Staff walks out; NLRB does not intervene
It is astounding to me, even though I realize I’m in front of my laptop approximately fourteen hours a day, the extent to which my business is dependent on the good graces of the machine I am again typing on. Without it, there is very little I can accomplish in terms of my business. Oh, to be sure, I did finish up some gardening chores. And I walked to the farmers’ market on Sunday and got the first really tasty tomatoes I’ve had in a long time. But work? Not so much. Blogging? Not at all.
After many excruciating hours of telephone calls to Dell, Symantec, and Adobe, plus lengthy and complex correspondence with Microsoft, plus additional long hours of uninstalling software and reinstalling most of it, all my troubles were traced to, of all things, a hardware failure. We see them so rarely these days that the presumption is always user error, and so the troubleshooting guides always start with uninstalling and reinstalling software, putting the burden on us users. In fact, the test to check the hardware could have been done on my first call to Dell, would have taken less than five minutes (as it eventually took), and would have gotten my machine up and running four days earlier and in better condition than it is now. I am not happy about this (can you tell?).
The good news is that I do back up client files. No work was lost. The bad news is that the major corporations we depend on to get through the computing day do not put enough thought into the design of fault trees. The result is untold millions of dollars of cost imposed on their customers—a real drag on the economy—that could be prevented easily enough with a simple change in attitude on the part of customer service managers.

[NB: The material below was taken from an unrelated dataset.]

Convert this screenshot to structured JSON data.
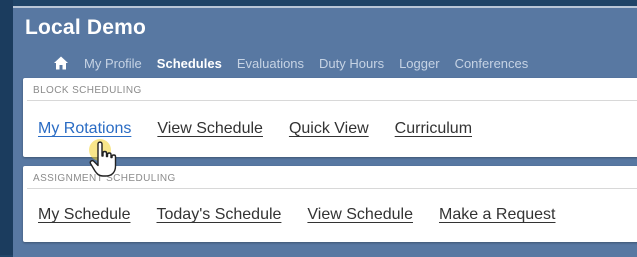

Given the opportunity, technical writers are glad to work with technical support analysts to design fault trees from the user’s point of view. Clearly, though, they are not given the opportunity. Instead, troubleshooting systems always give the highest priority to shortening the phone call, not to solving the customer’s problem.
It’s a shame.
And my laptop? It still has scars and will until I decide to take three days to reformat the hard drive, reinstall all my software, apply a gazillion updates to all that software, and reload all my files from backup. Chances are I’ll procrastinate about that until push comes to shove.